● Exercise goal: Provide the entries once more, identical in every word.
Start of Block
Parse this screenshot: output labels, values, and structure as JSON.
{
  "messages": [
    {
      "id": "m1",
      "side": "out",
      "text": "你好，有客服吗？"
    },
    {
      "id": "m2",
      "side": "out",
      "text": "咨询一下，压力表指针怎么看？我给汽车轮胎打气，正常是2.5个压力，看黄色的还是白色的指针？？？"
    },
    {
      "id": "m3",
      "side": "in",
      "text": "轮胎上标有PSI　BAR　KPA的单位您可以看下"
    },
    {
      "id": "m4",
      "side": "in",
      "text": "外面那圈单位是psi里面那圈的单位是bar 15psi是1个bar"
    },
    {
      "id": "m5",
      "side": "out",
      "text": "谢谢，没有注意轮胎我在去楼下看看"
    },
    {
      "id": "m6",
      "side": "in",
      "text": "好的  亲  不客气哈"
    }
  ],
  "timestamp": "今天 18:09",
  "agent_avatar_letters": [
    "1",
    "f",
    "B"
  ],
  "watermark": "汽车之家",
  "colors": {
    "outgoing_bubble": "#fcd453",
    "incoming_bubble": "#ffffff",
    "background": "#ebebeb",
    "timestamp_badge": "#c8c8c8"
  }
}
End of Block
● Result of the task:
Parse this screenshot: output labels, values, and structure as JSON.
{
  "messages": [
    {
      "id": "m1",
      "side": "out",
      "text": "你好，有客服吗？"
    },
    {
      "id": "m2",
      "side": "out",
      "text": "咨询一下，压力表指针怎么看？我给汽车轮胎打气，正常是2.5个压力，看黄色的还是白色的指针？？？"
    },
    {
      "id": "m3",
      "side": "in",
      "text": "轮胎上标有PSI　BAR　KPA的单位您可以看下"
    },
    {
      "id": "m4",
      "side": "in",
      "text": "外面那圈单位是psi里面那圈的单位是bar 15psi是1个bar"
    },
    {
      "id": "m5",
      "side": "out",
      "text": "谢谢，没有注意轮胎我在去楼下看看"
    },
    {
      "id": "m6",
      "side": "in",
      "text": "好的  亲  不客气哈"
    }
  ],
  "timestamp": "今天 18:09",
  "agent_avatar_letters": [
    "1",
    "f",
    "B"
  ],
  "watermark": "汽车之家",
  "colors": {
    "outgoing_bubble": "#fcd453",
    "incoming_bubble": "#ffffff",
    "background": "#ebebeb",
    "timestamp_badge": "#c8c8c8"
  }
}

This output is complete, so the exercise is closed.